A new study conducted by researchers in the Netherlands finds that our favorite bananas might be in trouble. According to the study, Cavendish bananas—the world’s most popular eating bananas—are at risk for Panama Disease, a fungus that targets the root of the plants and infects the fruit. 

PanamaDisease.org notes that back in the 1950s, the disease almost annihilated the banana population in both Central and South America. Now, researchers believe that Panama Disease will return to South America where 82 percent of the world’s Cavendish bananas reside. The disease has returned in a form called VCG01213, or Tropical Race 4 (TR4). According to plant researcher Nadia Ordonez, TR4 is a clone of Panama Disease and it’s moving the banana population to extinction.

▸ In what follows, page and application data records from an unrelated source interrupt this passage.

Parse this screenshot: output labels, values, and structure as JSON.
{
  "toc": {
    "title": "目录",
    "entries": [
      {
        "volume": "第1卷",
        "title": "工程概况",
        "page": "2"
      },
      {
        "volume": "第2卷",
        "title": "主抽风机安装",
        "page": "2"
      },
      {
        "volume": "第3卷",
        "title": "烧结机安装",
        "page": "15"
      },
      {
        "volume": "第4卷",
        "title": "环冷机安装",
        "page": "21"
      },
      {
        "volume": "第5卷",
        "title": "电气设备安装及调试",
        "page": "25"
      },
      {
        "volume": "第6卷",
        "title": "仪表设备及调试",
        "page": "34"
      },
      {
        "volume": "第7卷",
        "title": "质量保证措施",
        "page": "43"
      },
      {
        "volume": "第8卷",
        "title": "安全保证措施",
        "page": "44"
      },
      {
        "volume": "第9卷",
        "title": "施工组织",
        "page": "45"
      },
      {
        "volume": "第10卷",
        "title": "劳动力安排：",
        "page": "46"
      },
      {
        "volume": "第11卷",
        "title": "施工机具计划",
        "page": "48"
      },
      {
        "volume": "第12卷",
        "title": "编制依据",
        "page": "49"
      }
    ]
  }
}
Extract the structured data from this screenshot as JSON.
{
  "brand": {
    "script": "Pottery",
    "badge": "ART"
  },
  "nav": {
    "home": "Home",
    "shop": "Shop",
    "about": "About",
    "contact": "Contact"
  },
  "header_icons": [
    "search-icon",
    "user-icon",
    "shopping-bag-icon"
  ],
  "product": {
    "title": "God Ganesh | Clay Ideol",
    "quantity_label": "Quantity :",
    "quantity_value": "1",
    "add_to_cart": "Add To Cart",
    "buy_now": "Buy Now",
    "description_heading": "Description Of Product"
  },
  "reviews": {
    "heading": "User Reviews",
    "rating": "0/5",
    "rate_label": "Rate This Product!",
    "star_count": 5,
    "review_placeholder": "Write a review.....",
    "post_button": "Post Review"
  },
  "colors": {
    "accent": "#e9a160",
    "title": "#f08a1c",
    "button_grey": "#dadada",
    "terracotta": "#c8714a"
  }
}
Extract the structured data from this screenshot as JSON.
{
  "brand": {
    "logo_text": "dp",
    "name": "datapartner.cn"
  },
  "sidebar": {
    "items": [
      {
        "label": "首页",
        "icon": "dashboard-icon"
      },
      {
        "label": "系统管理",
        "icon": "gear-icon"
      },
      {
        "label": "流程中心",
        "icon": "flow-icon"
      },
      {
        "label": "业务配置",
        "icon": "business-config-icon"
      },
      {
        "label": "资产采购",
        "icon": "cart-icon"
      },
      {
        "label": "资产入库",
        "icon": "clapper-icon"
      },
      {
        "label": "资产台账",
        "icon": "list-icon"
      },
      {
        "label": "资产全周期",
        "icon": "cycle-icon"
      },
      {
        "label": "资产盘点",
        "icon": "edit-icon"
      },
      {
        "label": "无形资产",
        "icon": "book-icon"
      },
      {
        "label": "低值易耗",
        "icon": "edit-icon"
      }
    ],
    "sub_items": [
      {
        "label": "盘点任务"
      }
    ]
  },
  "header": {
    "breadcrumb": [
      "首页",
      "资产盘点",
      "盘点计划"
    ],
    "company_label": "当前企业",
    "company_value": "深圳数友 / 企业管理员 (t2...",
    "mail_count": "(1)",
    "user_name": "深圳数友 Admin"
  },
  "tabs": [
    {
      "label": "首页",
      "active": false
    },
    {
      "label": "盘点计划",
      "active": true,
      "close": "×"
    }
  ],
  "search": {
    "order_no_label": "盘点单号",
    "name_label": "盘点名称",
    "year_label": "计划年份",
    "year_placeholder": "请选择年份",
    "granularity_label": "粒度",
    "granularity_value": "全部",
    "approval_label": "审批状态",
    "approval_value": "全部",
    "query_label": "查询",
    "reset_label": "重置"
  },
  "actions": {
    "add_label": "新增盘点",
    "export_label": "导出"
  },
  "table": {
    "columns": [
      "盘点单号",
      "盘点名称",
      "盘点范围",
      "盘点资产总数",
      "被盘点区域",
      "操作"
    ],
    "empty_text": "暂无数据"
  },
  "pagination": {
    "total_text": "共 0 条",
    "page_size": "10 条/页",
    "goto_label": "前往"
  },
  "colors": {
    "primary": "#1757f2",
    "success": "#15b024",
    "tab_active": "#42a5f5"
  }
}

It’s important to note that commercial bananas are monocultures or clones of one another. For this reason, the fruit cannot reproduce, making it even more susceptible to the disease.

According to Quartz, the extinction of bananas will not happen overnight. Quartz explains, “It takes time for Tropical Race 4 to spread. But once it takes root, the decline is inevitable. Taiwan, for instance, now exports around 2 percent of what it did in the late 1960s, when Tropical Race 4 was first discovered there.”

The current methods used to contain Panama disease aren’t working. Science Alert explains that in order to save the Cavendish banana population, a new system for detecting the disease is necessary.

For more information on the disease and what you can do to help, visit PanamaDisease.org.

[via Science Alert]